Looks like the Virginia Parole Board squirted that revolving prison door with WD-40.

This particular case involves Nathaniel Dale Pierce. According to a story in The Daily Press, in 1994, Pierce and several accomplices gunned down 19-year old Steven Anthony Smith of Newport News.

Pierce was sent to prison for 62 years. In 2018, the now-infamous Parole Board — the same one that released cop killer Vincent Martin and other murderers — set him free.

Chair Adrianne Bennett had apparently been swayed by Pierce’s innocent man performance.

The Press reports that “Bennett called the evidence of innocence ‘compelling’.”

“Parole is not intended to be a comment on innocence,” she said at the time. “But it’s difficult to disregard the evidence supporting a possible claim of innocence … The affidavits make it hard to turn a blind eye.”


Pierce was sprung by McAuliffe appointee Bennett and the rest of board in 2018. In January 2020 a coked-up Pierce was involved in what the newspaper described as a “cocaine-fueled car crash” when he plowed into a parked car so violently that he severed a telephone pole.

After the crash, Pierce tried to get away and assaulted two police officers.

He was convicted of felony cocaine possession, misdemeanor hit and run, DUI and two felony counts of assaulting a police officer, according to the newspaper.

Pierce thought he was getting off easy when the judge – in a moment of extraordinary generosity – said he’d ignore the 1994 murder conviction and sentence him as he would a first-time offender. That meant suspended time for all of the convictions except six months to serve on each assault charge.

In March, Pierce was wrapping up his year in jail when he got a surprise from the new chair of the embattled Parole Board which was making headlines for its inexplicable and dangerous decisions.

In a letter, Chair Tanya Chapman revoked Pierce’s parole and sent him back to prison.

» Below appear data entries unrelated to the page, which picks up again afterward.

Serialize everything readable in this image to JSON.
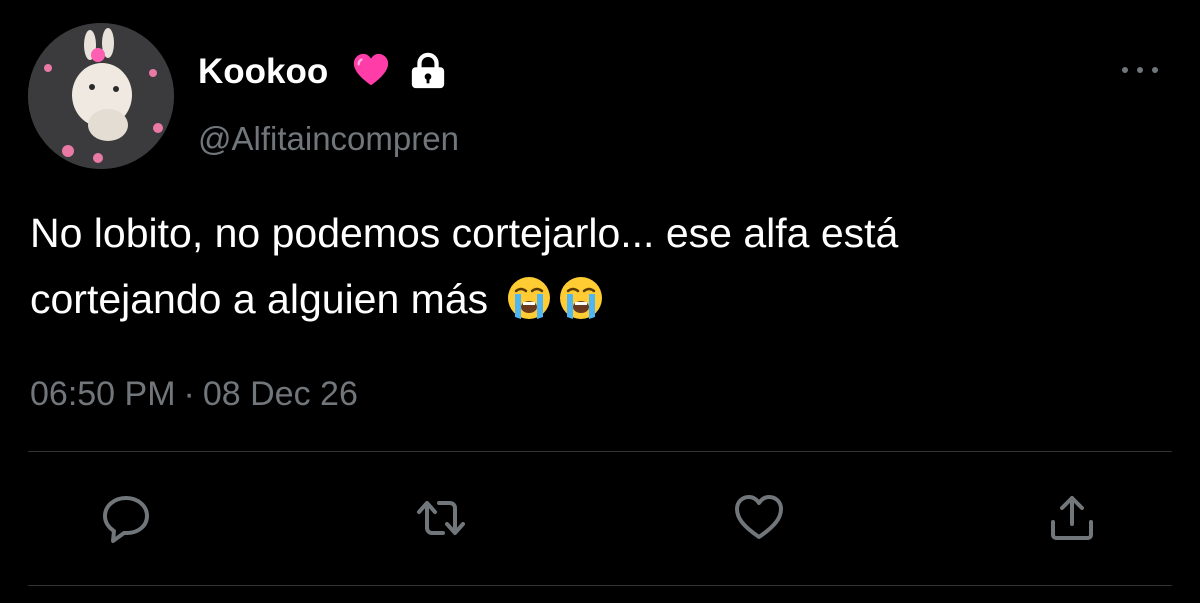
{
  "user": {
    "display_name": "Kookoo",
    "handle": "@Alfitaincompren",
    "badge_icons": [
      "pink-heart-emoji",
      "lock-icon"
    ]
  },
  "tweet": {
    "line1": "No lobito, no podemos cortejarlo... ese alfa está",
    "line2": "cortejando a alguien más",
    "emojis": [
      "loudly-crying-face",
      "loudly-crying-face"
    ],
    "time": "06:50 PM",
    "separator": "·",
    "date": "08 Dec 26"
  },
  "actions": [
    "reply-icon",
    "retweet-icon",
    "like-icon",
    "share-icon"
  ],
  "colors": {
    "background": "#000000",
    "text": "#ffffff",
    "muted": "#71767b",
    "divider": "#2f3336",
    "heart": "#ff3ca8"
  }
}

Where he will stay until 2038.

Or until another bleeding heart Parole Board springs him.

This column is republished with permission from Kerry: Unemployed & Unedited.